Darwin P. Kingsley, III, the executive director of US Squash from 1974 to 1992, died on Sunday, April 7 at the age of ninety-one.

Kingsley grew up in and around New York City in an avid squash family. His father, Darwin, Jr., was chairman of the board of US Squash, as later was his younger brother Charlie. Kingsley played at Rockaway Hunting Club, where he was a club champion and at Yale where he played No.1 on a team that went undefeated for his three years on varsity until his last match senior year. With Alfie Hunter he won the national 50+ doubles in 1979 and 1980 and the 60+ in 1988.
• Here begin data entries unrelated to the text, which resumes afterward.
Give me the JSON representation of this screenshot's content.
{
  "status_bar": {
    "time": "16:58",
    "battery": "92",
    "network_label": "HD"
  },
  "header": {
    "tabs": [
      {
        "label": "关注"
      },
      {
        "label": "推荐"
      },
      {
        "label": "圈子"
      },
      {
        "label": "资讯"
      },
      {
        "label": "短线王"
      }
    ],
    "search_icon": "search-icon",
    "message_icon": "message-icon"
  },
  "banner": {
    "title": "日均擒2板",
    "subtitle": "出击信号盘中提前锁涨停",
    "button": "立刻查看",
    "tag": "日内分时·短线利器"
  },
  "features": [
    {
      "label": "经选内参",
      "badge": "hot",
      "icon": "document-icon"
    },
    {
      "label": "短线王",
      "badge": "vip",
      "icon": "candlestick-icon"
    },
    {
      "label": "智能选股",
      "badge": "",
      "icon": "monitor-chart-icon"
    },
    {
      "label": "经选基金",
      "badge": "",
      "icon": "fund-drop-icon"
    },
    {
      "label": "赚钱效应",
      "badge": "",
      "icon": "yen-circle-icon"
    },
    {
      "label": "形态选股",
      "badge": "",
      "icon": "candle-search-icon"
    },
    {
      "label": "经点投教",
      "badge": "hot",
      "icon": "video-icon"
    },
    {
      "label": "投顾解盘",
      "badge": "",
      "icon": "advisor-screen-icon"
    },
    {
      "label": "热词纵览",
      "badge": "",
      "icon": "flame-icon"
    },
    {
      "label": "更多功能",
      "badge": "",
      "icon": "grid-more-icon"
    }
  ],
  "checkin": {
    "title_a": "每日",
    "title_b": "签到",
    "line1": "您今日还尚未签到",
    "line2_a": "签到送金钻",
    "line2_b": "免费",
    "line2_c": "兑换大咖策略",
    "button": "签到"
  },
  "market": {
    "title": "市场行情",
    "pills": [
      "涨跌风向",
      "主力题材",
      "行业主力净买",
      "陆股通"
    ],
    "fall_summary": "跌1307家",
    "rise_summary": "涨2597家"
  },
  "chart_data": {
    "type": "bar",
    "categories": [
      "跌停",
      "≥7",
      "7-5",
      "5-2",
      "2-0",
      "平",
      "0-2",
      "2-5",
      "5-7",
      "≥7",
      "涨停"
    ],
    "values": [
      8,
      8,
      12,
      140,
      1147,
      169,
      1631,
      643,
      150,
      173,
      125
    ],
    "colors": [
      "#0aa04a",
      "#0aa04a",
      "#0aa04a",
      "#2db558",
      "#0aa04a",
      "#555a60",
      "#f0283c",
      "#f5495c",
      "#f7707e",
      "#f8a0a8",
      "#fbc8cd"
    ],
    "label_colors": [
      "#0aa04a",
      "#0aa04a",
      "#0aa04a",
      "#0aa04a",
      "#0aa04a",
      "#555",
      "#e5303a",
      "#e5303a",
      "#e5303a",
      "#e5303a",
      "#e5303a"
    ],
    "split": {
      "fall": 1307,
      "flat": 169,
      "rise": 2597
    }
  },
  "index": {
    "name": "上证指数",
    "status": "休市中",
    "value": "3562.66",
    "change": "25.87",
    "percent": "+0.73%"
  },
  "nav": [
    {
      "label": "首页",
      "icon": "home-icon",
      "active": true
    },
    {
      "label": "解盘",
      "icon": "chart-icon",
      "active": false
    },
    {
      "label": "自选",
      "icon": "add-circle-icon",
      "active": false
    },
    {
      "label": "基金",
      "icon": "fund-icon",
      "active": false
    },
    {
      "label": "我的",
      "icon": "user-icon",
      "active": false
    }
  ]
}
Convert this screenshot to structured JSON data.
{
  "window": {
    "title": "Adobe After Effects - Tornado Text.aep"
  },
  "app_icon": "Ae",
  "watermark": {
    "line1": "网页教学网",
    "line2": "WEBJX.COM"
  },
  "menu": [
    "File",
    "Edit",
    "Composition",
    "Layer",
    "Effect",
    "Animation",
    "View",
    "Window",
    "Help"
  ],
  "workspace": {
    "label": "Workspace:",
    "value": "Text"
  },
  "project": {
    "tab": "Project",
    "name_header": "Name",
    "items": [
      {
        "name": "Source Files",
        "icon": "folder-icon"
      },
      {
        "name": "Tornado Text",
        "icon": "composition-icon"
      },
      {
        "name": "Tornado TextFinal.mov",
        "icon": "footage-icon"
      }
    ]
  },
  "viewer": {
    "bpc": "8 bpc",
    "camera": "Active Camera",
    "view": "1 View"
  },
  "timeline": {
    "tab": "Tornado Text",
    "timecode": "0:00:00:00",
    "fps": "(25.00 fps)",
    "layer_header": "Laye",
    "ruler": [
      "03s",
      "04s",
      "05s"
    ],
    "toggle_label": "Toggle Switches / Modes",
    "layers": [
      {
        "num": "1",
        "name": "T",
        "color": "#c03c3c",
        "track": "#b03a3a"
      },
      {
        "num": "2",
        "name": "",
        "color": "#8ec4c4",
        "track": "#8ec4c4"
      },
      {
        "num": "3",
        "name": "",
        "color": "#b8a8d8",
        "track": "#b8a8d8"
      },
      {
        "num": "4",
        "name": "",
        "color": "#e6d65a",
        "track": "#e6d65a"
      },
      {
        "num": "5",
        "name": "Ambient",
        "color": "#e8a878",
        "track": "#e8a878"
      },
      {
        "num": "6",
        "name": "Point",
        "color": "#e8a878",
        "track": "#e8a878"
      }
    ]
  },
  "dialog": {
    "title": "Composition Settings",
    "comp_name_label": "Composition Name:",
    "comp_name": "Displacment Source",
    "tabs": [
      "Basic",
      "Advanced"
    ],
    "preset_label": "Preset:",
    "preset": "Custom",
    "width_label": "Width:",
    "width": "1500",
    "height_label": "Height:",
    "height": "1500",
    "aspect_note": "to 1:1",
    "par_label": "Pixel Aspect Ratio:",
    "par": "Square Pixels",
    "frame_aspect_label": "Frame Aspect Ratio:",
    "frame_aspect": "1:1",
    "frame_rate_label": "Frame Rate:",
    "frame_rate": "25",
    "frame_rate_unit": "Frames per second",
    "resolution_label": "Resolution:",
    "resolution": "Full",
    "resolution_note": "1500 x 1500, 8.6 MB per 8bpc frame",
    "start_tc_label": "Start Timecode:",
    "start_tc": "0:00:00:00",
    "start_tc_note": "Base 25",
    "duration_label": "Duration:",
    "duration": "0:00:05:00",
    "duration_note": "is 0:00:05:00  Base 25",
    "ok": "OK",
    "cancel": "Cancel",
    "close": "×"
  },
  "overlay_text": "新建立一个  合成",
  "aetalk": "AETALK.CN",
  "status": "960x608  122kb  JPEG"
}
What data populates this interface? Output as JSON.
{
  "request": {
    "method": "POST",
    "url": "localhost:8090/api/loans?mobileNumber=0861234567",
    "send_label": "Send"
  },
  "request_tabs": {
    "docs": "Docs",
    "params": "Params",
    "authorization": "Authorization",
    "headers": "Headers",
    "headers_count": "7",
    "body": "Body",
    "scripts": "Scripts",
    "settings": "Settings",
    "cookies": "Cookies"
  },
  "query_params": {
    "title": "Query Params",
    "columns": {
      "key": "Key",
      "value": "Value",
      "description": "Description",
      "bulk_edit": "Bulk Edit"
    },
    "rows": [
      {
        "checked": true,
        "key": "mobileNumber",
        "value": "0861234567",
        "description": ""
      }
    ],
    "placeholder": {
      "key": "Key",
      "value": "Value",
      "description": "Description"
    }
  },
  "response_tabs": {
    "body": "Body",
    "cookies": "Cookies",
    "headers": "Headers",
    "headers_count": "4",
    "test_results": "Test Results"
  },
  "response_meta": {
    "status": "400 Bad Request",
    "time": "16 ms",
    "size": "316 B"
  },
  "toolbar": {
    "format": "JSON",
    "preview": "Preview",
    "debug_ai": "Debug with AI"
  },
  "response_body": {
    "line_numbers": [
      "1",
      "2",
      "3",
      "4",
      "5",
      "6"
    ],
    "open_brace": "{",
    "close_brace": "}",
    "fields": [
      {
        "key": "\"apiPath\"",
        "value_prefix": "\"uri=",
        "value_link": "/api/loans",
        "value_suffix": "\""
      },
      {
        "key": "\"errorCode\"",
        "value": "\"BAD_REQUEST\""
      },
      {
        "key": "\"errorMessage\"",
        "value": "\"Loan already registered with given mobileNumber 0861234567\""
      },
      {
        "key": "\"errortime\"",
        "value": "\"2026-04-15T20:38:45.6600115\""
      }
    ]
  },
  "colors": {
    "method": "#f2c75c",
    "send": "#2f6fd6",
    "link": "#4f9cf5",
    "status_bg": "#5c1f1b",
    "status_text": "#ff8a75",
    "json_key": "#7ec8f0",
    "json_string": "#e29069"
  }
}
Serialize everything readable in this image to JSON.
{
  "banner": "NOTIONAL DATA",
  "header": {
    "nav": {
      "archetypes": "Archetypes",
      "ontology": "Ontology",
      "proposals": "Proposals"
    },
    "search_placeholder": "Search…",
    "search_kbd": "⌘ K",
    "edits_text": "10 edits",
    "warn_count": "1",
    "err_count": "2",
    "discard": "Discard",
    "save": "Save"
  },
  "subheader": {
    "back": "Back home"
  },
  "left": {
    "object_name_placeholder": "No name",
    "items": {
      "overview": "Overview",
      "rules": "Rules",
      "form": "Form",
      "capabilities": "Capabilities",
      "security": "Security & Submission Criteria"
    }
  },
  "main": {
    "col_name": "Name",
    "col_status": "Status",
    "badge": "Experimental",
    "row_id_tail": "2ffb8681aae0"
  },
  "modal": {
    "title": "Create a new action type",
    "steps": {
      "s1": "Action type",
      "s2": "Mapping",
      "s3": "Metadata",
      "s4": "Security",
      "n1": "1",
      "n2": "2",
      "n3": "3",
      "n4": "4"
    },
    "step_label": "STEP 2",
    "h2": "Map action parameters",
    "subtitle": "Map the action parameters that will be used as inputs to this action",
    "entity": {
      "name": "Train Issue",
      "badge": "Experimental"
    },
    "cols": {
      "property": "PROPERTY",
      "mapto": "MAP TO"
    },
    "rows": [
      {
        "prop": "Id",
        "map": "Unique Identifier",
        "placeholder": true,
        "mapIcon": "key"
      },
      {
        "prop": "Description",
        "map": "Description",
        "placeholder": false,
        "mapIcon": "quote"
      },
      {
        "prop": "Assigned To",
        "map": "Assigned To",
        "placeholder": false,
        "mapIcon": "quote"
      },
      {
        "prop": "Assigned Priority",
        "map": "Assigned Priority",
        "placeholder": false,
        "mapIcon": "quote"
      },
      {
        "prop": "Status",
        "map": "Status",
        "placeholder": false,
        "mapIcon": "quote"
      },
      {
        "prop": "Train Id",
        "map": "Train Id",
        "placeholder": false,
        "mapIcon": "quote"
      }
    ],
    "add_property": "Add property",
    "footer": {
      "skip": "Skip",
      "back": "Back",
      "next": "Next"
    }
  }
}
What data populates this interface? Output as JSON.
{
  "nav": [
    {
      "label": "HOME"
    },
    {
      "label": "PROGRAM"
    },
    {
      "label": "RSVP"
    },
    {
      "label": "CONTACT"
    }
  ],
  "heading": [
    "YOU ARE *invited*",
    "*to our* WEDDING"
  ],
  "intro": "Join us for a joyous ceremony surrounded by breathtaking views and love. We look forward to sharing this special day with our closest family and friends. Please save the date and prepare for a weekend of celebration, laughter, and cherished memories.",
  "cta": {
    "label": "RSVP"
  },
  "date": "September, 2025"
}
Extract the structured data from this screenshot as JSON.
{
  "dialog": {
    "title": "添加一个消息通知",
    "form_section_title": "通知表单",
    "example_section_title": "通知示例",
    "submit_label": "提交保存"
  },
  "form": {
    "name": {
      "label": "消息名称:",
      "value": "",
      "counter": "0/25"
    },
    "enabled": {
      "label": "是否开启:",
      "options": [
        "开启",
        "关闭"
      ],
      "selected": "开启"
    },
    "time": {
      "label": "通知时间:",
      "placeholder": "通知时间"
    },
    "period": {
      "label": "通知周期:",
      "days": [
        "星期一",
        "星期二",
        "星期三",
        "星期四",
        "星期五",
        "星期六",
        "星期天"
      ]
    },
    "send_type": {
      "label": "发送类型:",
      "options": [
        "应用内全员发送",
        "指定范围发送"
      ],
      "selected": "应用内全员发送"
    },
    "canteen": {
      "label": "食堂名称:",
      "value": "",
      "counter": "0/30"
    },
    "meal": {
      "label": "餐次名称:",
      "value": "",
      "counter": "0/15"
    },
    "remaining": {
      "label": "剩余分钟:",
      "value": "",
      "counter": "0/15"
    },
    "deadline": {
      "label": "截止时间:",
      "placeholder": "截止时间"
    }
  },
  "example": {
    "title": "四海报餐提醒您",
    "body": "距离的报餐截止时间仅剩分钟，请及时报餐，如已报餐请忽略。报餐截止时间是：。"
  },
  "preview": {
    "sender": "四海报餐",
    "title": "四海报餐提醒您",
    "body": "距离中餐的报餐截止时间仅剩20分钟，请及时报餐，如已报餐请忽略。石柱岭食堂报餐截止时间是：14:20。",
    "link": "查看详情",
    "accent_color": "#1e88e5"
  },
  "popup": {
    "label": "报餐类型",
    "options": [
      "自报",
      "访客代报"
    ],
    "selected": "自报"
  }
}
Kingsley taught at the Fay School in eastern Massachusetts from 1950 to 1965 and at Episcopal Academy outside Philadelphia from 1965 to 1974. He also coached the boy’s team at Episcopal from 1969 to 1974, leading them to league titles each season.

Kingsley was a longtime squash administrator, serving as secretary for US Squash in the 1960s and chairman of the board from 1973-75. In 1974 he became the first executive director of US Squash. He established US Squash’s first headquarters and led a dramatic transformation of the organization and squash across the nation. Membership went from 800 when he started to over 10,000 when he retired in 1992. Under his guidance, US Squash joined the U.S. Olympic Committee and led the effort to get into the Pan American Games, created and ran dozens of tournaments a year, brought corporate sponsorship into the game, sent teams for the first time to world championships and merged with the women’s national squash association. In March 1976 Sports Illustrated, reporting on the squash boom, wrote that Kingsley had “a flair for plaid and a feel for people.” Kingsley was awarded the President’s Cup in 1984 and inducted into the U.S. Squash Hall of Fame in 2001.

“Darwin was a larger-than-life character for generations of squash players,” said Kevin Klipstein, the president and CEO of US Squash and Kingsley’s current successor. “Few were more intertwined with all aspects of squash in the U.S. during the twentieth century than PK. To me he has been and will continue to be the touchstone for all that we continue to aspire to as a sport and organization: integrity, sportsmanship, character, camaraderie and caring. He lived a full life into his nineties and we’re all the better for it. He will be missed by many.”

There will be a memorial service for Darwin Kingsley on Saturday April 27 at noon at Dunwoody Village in Newtown Square, PA.